- **Task details**
Check each line of the records below and collect those that include the word "Ядро".

(Dataset rows for apps and sites)
==*==
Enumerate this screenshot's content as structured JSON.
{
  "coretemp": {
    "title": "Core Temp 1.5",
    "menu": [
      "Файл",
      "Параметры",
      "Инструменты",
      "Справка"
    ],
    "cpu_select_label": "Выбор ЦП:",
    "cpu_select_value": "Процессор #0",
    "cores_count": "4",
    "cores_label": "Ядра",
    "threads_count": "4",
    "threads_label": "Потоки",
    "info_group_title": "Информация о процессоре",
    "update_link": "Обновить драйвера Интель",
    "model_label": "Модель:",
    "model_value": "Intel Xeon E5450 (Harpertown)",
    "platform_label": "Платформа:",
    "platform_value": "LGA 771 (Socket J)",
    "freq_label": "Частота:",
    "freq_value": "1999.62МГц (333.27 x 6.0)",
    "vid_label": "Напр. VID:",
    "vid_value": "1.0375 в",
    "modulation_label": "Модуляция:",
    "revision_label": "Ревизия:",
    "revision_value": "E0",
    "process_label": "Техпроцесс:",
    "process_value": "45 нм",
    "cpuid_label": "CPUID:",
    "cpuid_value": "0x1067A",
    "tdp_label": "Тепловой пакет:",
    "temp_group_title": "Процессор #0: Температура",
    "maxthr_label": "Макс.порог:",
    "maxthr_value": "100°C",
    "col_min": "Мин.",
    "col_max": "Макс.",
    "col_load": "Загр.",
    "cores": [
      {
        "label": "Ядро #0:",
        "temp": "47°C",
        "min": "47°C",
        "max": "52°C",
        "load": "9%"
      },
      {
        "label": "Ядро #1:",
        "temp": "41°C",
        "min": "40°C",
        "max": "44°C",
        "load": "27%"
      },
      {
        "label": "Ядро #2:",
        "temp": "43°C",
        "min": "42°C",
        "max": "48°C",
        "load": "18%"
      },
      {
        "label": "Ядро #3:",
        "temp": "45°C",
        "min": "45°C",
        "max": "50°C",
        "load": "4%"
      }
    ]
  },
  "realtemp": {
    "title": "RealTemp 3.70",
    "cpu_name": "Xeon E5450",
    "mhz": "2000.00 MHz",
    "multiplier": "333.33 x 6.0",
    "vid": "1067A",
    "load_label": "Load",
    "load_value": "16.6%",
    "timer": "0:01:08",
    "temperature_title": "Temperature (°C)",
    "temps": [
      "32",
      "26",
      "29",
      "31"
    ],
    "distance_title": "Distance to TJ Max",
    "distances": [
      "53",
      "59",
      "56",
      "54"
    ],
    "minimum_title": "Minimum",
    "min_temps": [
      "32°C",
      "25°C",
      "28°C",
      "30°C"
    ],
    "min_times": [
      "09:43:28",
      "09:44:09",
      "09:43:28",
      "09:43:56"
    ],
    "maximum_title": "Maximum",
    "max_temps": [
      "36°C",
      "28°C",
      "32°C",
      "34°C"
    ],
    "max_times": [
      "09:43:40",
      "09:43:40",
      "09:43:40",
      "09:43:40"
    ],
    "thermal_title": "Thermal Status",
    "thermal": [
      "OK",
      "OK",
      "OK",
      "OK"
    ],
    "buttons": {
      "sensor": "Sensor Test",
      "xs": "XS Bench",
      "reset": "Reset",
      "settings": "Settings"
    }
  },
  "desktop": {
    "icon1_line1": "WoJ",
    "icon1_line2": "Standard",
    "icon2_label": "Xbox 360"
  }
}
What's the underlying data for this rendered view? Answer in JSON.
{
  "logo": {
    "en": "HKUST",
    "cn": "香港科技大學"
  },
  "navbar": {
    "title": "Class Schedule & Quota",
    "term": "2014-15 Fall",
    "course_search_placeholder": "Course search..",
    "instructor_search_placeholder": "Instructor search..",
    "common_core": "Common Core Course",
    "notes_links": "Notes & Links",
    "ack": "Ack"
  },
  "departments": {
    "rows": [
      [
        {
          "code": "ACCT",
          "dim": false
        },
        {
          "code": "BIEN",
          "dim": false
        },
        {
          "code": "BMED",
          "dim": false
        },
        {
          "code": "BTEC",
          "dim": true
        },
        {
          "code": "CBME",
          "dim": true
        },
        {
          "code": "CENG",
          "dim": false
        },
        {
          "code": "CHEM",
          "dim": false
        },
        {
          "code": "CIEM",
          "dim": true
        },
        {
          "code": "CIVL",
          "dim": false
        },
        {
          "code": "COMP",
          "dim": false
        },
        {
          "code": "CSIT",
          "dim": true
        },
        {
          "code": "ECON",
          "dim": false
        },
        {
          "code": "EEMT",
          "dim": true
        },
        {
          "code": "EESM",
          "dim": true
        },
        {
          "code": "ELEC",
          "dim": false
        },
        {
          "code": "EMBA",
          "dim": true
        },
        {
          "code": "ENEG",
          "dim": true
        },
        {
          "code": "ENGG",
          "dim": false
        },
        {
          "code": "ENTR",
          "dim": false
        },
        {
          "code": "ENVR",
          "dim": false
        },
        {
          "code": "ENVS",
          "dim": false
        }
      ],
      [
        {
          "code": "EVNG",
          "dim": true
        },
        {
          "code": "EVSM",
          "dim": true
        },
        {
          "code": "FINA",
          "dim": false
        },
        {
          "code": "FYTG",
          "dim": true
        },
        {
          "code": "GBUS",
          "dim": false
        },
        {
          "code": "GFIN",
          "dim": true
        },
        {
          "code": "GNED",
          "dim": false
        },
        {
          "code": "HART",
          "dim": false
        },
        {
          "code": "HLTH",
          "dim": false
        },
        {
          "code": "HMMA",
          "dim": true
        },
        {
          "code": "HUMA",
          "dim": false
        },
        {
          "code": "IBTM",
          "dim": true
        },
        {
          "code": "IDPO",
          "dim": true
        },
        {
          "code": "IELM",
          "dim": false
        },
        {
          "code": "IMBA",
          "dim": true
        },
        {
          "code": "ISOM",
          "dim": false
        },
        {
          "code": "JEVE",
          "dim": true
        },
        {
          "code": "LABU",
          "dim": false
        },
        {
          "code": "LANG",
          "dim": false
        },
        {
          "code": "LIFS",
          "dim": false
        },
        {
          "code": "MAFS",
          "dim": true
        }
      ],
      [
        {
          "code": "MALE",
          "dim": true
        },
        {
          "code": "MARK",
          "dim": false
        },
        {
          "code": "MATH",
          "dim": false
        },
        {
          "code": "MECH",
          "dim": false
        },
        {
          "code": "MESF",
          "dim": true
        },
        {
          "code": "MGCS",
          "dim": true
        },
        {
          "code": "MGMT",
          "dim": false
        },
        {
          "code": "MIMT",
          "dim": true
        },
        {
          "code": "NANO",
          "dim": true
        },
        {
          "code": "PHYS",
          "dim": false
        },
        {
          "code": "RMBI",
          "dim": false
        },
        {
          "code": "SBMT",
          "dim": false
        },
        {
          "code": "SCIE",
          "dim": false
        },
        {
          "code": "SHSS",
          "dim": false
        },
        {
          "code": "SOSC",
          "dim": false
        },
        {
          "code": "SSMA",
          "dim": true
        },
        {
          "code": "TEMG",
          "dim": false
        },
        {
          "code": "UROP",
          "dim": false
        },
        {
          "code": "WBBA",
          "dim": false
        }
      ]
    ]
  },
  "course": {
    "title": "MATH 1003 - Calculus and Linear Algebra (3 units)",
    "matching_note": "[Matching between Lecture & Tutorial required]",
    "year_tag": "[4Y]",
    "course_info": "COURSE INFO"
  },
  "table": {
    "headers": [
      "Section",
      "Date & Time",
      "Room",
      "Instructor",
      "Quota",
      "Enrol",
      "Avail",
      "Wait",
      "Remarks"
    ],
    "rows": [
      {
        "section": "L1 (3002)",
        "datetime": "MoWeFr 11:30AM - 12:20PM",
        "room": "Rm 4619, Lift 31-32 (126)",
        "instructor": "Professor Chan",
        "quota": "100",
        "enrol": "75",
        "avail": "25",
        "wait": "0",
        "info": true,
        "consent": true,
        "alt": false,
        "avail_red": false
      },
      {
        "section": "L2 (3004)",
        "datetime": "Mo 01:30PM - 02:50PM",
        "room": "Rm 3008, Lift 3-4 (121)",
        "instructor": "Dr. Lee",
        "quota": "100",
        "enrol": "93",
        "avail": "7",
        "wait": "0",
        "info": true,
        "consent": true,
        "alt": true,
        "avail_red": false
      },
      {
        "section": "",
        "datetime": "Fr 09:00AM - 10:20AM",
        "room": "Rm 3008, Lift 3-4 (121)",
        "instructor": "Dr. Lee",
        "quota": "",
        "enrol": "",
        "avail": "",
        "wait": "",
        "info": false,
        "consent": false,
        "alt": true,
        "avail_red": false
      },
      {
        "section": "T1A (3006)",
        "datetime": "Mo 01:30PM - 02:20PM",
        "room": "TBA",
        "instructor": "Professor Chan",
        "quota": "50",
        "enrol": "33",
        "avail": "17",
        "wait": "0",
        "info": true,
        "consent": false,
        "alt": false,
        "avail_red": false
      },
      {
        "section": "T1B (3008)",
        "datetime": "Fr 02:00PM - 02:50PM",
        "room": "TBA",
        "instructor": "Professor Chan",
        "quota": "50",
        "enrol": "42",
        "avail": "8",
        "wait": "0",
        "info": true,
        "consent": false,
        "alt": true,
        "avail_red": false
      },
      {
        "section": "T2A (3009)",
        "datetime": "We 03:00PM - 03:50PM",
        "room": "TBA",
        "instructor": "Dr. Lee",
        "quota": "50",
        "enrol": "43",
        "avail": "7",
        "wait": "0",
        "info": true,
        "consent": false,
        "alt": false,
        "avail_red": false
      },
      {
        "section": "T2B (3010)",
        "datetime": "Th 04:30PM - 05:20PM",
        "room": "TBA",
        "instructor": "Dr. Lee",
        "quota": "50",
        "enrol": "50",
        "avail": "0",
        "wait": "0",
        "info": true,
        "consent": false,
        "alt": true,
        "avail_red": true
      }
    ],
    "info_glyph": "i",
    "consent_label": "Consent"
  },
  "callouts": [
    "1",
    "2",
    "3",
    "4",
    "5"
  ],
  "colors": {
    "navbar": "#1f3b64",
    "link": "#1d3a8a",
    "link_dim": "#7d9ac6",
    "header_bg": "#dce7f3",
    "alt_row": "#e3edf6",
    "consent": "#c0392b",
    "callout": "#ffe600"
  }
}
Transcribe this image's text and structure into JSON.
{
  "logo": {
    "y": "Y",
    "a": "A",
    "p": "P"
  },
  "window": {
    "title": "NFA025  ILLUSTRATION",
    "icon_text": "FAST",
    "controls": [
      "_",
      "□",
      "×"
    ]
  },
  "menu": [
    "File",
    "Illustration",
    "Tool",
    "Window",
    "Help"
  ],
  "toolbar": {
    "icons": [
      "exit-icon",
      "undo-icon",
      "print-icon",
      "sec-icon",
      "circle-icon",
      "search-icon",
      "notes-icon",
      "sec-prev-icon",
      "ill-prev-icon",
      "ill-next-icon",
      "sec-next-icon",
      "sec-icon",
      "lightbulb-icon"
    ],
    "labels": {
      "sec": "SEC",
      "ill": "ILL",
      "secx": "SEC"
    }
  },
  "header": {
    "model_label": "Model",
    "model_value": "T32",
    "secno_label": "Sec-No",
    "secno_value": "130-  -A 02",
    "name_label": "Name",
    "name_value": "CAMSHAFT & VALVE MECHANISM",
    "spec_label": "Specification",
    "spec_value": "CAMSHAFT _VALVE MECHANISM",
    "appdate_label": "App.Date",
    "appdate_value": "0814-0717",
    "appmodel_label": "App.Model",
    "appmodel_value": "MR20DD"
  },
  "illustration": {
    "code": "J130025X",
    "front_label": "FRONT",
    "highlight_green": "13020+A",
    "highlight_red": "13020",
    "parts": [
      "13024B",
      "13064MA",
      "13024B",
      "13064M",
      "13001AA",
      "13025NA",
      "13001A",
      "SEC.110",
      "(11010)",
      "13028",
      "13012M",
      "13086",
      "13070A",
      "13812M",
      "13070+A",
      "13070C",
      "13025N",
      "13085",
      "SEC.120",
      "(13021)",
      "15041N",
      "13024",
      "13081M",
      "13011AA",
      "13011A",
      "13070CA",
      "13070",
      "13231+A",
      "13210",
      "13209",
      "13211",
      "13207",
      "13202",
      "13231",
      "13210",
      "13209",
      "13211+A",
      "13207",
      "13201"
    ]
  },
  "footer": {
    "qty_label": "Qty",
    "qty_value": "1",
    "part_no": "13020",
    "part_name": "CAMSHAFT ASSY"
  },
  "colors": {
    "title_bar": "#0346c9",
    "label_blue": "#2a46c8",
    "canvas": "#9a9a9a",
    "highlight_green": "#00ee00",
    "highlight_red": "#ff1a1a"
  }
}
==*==
- **Answer section**
        "label": "Ядро #0:",
        "label": "Ядро #1:",
        "label": "Ядро #2:",
        "label": "Ядро #3:",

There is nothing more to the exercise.